It all started on Friday when I had a look at the pictures I took in Berlin, during the KDE-Bindings meeting and on my way to the airport in the city center. I found them incredibly noisy, my digital camera is starting to age, it’s more than four years old, so I was wondering if it wouldn’t be a good idea to replace it. At first, I had decided to wait a little bit before buying a DSLR, but seeing how poorly hand-held camera still behave, yay they have more mega-pixels, but why is it useful if the results is completely noisy and blurry ? And you can’t tell yourself that you will buy one of the low mega-pixels camera, since they also have crap results, since they sell their product on the number of mega-pixels, no manufacturer will take the time of making a good hand-held camera, sad. So I turned myself to a DSLR (help with the fact that price have considerably dropped recently).
Since new babies are introduces with a picture:
I didn’t had time to use it much, but I still spend sometime yesterday afternoon taking pictures in Toulouse, but I already like it a lot, since I was able to concentrate on just taking pictures instead of spending time adjusting options, while still having the possibility to adjust them for extreme situation. Which is good, I am so used to take picture with a silver film, entry level camera Nikon F60, where the only things you can do is adjust the speed and aperture, which is about all you usually need.
Here is a view of the Capitole:
Back to the point, KDE applications, since that’s probably all you want to hear about. One of the usual feature of DSLR camera is the possibility to save pictures as RAW file, which is basically a dump of the sensor output to memory. To be precise, there is no such things as a RAW file format, there are about hundred of them, for each camera manufacturer, model and sensors.
Now that I have a camera with RAW, I want proper support for it in Krita and in my KDE environment. Especially that I was stupid enough to shot around 20 pictures as RAW files while I just wanted to have one or two for testing.
On unix, the main application to decode RAW files in something useful is dcraw. In the KDE side we have libkdcraw, which offers a front-end to a stable dcraw version (yes one of the bad side of dcraw is that it is not a library, but a command line tool whose option changes all the time) and a configuration widget. Using that library I told myself it would be easy to write a KDE based RAW decoder.
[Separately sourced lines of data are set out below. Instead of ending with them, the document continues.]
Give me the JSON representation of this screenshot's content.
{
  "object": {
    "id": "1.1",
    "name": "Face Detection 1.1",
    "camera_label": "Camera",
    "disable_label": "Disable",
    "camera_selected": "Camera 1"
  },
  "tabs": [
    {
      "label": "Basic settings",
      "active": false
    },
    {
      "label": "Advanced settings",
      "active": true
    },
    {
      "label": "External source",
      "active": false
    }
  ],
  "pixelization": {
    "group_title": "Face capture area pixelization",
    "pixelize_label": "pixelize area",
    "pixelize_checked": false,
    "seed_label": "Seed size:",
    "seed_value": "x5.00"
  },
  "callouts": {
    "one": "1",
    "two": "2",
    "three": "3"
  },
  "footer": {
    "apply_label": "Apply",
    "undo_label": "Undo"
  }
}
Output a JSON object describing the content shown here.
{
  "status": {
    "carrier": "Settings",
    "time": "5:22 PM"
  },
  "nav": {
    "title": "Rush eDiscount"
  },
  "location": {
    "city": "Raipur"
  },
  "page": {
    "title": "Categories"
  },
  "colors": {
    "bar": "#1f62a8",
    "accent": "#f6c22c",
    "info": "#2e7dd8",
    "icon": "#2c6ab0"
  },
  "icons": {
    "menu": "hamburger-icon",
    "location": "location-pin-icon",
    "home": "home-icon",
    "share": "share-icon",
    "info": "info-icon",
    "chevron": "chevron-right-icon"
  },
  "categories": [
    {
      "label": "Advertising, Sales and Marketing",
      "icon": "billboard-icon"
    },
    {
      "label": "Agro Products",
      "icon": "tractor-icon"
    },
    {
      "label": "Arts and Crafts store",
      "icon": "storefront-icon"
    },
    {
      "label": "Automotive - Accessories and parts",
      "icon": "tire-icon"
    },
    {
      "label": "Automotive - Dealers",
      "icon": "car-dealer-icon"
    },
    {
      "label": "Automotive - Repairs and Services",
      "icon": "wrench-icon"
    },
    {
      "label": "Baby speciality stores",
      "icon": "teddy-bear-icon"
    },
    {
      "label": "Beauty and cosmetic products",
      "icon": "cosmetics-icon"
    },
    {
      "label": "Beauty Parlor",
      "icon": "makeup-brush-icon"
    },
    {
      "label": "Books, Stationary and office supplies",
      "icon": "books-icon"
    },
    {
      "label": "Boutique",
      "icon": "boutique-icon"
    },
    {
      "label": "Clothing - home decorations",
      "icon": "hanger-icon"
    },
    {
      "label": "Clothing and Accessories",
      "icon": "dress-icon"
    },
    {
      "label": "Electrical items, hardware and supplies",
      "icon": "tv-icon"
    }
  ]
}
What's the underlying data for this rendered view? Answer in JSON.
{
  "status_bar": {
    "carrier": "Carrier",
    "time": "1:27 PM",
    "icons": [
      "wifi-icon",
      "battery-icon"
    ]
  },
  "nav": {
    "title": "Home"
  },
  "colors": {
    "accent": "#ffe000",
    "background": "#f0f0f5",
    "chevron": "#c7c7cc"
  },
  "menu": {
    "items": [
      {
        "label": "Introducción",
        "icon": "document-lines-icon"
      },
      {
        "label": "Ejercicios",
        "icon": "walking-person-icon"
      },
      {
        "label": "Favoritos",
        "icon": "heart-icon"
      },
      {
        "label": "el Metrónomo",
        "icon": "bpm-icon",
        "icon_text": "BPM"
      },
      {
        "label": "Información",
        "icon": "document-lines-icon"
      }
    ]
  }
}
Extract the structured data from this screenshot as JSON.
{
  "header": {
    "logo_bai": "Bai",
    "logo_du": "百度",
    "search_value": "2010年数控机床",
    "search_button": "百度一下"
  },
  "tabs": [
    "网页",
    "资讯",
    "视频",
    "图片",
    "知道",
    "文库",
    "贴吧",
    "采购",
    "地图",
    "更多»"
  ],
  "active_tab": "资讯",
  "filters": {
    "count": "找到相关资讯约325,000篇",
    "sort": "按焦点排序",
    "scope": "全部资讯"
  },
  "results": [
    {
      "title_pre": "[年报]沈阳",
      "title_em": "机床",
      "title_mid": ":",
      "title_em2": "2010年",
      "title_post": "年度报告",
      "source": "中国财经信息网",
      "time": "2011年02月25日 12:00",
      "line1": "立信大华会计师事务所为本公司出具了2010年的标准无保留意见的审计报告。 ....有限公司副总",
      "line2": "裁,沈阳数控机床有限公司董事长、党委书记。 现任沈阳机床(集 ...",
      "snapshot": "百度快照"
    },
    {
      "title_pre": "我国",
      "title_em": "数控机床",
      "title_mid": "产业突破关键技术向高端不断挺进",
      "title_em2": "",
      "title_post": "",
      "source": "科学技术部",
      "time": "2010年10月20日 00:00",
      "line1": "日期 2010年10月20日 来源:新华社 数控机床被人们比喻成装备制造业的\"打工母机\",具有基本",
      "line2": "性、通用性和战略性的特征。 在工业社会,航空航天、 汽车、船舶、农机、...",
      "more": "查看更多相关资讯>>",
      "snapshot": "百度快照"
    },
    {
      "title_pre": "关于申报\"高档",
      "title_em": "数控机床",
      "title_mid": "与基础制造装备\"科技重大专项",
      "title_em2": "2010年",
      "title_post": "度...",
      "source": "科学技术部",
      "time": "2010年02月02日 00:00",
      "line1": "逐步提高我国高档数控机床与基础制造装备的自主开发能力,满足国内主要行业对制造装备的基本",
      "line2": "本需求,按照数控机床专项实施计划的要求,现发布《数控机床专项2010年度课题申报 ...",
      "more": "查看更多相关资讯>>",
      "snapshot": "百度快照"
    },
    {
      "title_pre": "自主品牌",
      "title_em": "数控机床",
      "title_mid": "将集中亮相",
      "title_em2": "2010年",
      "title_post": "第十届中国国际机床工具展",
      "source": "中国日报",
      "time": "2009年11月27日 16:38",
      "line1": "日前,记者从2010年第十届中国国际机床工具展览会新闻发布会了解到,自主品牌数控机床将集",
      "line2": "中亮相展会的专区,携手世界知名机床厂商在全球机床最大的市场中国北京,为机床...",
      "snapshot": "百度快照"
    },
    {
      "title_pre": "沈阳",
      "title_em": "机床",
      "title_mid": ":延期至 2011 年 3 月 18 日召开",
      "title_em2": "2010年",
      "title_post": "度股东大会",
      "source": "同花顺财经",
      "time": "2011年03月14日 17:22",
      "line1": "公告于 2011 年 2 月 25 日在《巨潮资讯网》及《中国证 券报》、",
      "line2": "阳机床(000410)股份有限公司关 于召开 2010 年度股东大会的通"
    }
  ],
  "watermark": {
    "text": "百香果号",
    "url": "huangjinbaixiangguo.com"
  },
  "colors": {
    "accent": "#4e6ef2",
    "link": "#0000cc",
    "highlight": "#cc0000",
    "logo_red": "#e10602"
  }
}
Yes, I know there are already quiet a few of them, but Darkroom is like 400 lines of code, since all the logic is either in dcraw or in libkdcraw which is shared among KDE applications.
A few hours later, here is the result:
You can get it from my website if you want to play with it. I am not to sure about its future, one things is certain, I don’t want to invest much time in Darkroom, maybe on libkdcraw, or of course Krita, which would bring back improvements to Darkroom.
Import RAW in Krita
The next logical things to do is to get an importer for RAW in Krita, actually there was one in Krita 1.6, but did I mentioned that interfacing with dcraw sucked ? Well, that means the Krita RAW importer start stopping working and there was no one who had time to fix it and maintaining, that’s where using libkdcraw will help us, since the maintaining burden is shared (or currently delegated).
So a few minutes after Darkroom was finished, a new RAW importer from Krita was written (things are much easier when you know the API of a library):
I have some RAWorld Domination Plan for Krita, I am toying with the idea of editing the RAW file inside Krita instead of importing it, but that’s for an other time, maybe in a year or two.